Dotcom Integration Requirements

← Back

Integrating into the monolith requires you to provide a "library style" package that can be loaded via a small amount of bootstrapping JavaScript within the github.com codebase.

The following guidelines use RFC 2119 to indicate the levels of requirements needed.

Main Artefact

You MUST provide a package that resides on either the GitHub Package Registry, or the npm registry. The package SHOULD be marked as private and published under the @github scope. The published package MUST adhere to the following conventions:


The published package MUST have a package.json file. It MUST include the name, version, and main keys. It SHOULD include the type key with a value of "module".

The main key MUST point to a valid JavaScript file within the package. This JavaScript file MUST follow the restrictions documented below.

The package.json file MAY contain a style key which MUST point to a valid CSS file within the package. This CSS file MUST follow the restrictions documented below.

The package.json file MAY contain an assets key, which MUST be an array of file names, each pointing to a valid asset within the package. These files SHOULD NOT be CSS or JS files, but MAY be images, svgs, videos, or other types of media.
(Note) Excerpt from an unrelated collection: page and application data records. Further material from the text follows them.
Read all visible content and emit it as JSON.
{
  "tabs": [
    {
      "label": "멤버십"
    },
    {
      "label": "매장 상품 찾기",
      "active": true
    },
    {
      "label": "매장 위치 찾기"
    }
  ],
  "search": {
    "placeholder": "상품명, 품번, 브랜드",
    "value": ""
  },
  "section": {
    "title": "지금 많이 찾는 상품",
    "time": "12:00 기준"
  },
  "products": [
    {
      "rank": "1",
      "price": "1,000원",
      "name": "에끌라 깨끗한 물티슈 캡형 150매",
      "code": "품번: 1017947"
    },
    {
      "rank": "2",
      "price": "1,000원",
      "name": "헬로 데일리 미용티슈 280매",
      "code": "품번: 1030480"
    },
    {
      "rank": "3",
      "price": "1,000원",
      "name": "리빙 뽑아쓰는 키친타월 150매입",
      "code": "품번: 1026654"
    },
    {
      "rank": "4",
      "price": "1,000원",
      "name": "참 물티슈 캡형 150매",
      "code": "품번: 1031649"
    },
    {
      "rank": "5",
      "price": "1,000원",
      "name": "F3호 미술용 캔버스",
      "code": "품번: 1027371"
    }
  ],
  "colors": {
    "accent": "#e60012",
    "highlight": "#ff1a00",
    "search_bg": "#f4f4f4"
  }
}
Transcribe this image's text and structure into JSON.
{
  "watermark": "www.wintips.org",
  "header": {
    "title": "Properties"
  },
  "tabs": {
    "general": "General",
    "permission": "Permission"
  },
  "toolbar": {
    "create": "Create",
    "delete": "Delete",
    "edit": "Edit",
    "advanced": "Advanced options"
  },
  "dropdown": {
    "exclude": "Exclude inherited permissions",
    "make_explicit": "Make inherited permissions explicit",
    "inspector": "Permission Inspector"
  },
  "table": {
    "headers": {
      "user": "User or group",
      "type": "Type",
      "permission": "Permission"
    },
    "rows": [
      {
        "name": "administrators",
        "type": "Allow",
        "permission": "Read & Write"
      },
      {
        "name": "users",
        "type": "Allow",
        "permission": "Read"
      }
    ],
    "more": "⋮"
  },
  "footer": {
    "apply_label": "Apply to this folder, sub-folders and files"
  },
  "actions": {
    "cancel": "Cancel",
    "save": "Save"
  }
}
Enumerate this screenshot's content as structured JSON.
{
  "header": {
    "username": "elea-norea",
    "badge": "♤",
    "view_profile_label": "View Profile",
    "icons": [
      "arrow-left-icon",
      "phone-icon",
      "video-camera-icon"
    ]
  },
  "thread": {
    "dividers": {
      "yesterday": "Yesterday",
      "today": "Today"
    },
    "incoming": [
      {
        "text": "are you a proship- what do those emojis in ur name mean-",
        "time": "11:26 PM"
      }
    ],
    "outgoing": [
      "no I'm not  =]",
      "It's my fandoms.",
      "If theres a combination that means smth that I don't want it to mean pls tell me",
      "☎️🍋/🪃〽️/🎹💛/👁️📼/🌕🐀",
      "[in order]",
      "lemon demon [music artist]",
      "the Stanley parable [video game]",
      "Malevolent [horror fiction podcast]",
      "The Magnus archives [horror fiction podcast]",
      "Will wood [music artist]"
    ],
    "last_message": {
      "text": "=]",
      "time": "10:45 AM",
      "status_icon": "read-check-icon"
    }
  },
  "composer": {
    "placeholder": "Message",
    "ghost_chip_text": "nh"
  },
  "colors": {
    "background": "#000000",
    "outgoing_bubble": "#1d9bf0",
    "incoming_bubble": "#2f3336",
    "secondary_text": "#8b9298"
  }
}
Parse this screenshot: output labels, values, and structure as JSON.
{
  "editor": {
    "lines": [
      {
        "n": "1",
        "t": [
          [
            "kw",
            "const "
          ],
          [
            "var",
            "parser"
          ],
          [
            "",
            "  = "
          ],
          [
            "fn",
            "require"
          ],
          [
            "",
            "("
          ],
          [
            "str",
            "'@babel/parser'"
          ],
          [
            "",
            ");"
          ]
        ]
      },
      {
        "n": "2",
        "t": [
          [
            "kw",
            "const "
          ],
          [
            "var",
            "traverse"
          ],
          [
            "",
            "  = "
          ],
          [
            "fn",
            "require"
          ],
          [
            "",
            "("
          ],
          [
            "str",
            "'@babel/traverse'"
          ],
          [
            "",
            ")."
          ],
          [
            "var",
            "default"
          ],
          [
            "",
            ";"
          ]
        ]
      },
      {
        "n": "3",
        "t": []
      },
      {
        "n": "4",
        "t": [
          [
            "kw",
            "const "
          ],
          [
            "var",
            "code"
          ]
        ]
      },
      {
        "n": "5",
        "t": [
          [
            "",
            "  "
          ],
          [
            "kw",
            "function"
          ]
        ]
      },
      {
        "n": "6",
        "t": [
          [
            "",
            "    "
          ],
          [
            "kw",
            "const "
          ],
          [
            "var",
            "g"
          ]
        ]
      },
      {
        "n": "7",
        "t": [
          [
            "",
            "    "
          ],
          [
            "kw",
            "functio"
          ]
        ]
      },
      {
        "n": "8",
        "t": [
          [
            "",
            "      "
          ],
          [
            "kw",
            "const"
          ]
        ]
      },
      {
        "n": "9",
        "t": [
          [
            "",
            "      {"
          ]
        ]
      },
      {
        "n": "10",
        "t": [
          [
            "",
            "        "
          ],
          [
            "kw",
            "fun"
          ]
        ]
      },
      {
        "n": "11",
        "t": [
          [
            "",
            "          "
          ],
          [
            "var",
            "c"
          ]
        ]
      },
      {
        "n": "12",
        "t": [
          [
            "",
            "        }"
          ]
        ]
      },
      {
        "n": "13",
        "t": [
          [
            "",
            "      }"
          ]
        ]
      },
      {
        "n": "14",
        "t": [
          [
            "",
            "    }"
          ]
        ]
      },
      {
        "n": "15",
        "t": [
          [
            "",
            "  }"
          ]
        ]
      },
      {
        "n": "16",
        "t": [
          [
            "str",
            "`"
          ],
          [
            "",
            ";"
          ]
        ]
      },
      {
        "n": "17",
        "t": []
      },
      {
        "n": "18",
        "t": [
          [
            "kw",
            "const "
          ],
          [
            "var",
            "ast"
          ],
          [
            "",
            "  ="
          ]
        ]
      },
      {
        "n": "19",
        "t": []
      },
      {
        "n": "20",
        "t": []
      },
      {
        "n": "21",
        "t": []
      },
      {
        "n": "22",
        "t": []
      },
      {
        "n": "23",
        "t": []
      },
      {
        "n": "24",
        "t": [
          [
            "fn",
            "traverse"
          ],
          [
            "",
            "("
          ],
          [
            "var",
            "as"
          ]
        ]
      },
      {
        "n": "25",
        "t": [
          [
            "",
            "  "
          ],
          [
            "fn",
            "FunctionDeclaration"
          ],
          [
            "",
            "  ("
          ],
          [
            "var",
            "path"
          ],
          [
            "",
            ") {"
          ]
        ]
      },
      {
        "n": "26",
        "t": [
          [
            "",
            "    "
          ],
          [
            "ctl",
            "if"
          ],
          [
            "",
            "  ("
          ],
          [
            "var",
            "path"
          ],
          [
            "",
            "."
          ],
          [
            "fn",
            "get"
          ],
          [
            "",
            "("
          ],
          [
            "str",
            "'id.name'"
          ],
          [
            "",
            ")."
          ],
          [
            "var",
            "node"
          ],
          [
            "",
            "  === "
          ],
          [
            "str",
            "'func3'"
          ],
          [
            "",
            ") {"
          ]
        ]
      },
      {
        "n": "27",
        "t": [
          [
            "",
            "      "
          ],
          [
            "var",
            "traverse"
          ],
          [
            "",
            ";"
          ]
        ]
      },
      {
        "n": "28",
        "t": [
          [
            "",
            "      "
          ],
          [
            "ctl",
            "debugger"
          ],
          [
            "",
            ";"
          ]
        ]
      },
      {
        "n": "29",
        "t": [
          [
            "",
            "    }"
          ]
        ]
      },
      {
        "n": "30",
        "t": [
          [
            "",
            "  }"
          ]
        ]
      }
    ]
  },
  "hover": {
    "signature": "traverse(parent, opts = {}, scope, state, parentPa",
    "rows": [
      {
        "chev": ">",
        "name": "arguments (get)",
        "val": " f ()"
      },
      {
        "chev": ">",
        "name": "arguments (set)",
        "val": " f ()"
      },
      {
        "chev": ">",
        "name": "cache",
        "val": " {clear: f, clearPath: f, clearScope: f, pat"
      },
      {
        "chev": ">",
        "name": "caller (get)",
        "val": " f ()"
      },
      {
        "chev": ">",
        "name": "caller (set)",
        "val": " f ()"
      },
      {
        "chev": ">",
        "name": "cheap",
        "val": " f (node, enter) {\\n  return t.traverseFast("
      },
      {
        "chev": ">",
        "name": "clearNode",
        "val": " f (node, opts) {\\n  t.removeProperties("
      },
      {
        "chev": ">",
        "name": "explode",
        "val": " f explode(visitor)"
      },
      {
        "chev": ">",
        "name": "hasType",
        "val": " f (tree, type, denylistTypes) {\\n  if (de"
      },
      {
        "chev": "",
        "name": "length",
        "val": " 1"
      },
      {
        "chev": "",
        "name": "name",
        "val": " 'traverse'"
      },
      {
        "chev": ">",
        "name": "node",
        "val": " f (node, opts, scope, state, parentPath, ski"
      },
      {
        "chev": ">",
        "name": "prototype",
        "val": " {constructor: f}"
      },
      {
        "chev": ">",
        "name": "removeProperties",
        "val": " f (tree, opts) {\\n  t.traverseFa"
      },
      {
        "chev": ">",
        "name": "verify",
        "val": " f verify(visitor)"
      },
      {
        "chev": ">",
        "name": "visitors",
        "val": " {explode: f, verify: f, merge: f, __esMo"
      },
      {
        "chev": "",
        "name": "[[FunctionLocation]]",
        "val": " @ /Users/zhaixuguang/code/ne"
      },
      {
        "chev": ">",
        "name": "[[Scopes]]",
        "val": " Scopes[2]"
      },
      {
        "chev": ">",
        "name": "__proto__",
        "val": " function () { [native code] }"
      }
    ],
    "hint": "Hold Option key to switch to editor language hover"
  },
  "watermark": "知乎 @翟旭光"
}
Any dependencies that the JavaScript requires to operate SHOULD be declared via the dependencies key.


JavaScript artefacts MUST follow the latest JavaScript standard, which at the time of writing is ES2020](The latest standard can be found here: https://tc39.es/ecma262/).

JavaScript artefacts MUST NOT use extended syntax features not specified by the EcmaScript standard, such as TypeScript syntax or JSX. EcmaScript specified features such as classes or private fields SHOULD NOT be transpiled to earlier standards, and SHOULD remain as "native" syntax.

Any dependencies required by the JavaScript SHOULD NOT be bundled into the file, and SHOULD BE declared using EcmaScript import statements. A JavaScript file MAY use CommonJS style require() calls but MUST NOT combine the two. A JavaScript file MUST NOT depend on any dependencies not listed in the dependencies key of the package.json. import statements SHOULD use NodeJS style resolutions for "bare specifiers". They MUST use standard resolutions for "relative specifiers".

JavaScript artefacts MUST NOT evaluate code dynamically for example using eval or Function('...'). They MUST follow the CSP rules specified in response headers on github.com.

JavaScript files MUST NOT use non-standard dependencies loaders, such as webpack, AMD, or SystemJS.

JavaScript files MAY use APIs common to the latest browsers, such as Intl APIs, fetch APIs, etc. Use of these APIs SHOULD NOT be polyfilled, as they are expected to be polyfilled already.

JavaScript files MAY be minified, but the monolith tooling will minify all JavaScript so this will be largely useless. It's recommended to not spend time setting up minification for this reason.

JavaScript files SHOULD not contain any English literals. Literals should be pulled from the HTML. See https://github.com/dgraham/eslint-plugin-i18n-text for more info.


CSS artefacts MUST follow the latest CSS standard. CSS artefacts MUST NOT use alternative CSS syntax such as SCSS, LESS, SASS, etc.

There SHOULD BE only one CSS artefact, and it SHOULD NOT use @import statements to include other files.

CSS artefacts SHOULD BE minified. There are no additional optimization steps within the monolith so the CSS will be served as-is.


All assets SHOULD BE optimized as there are no additional optimization steps within the monolith, so all assets are served as it. This means running optimizers such as pngcrush are recommended for packaged assets.


We provide a template repository that you can make a copy of. Most of the restrictions mentioned should be codified within the project and should serve as a good jump off point for you project.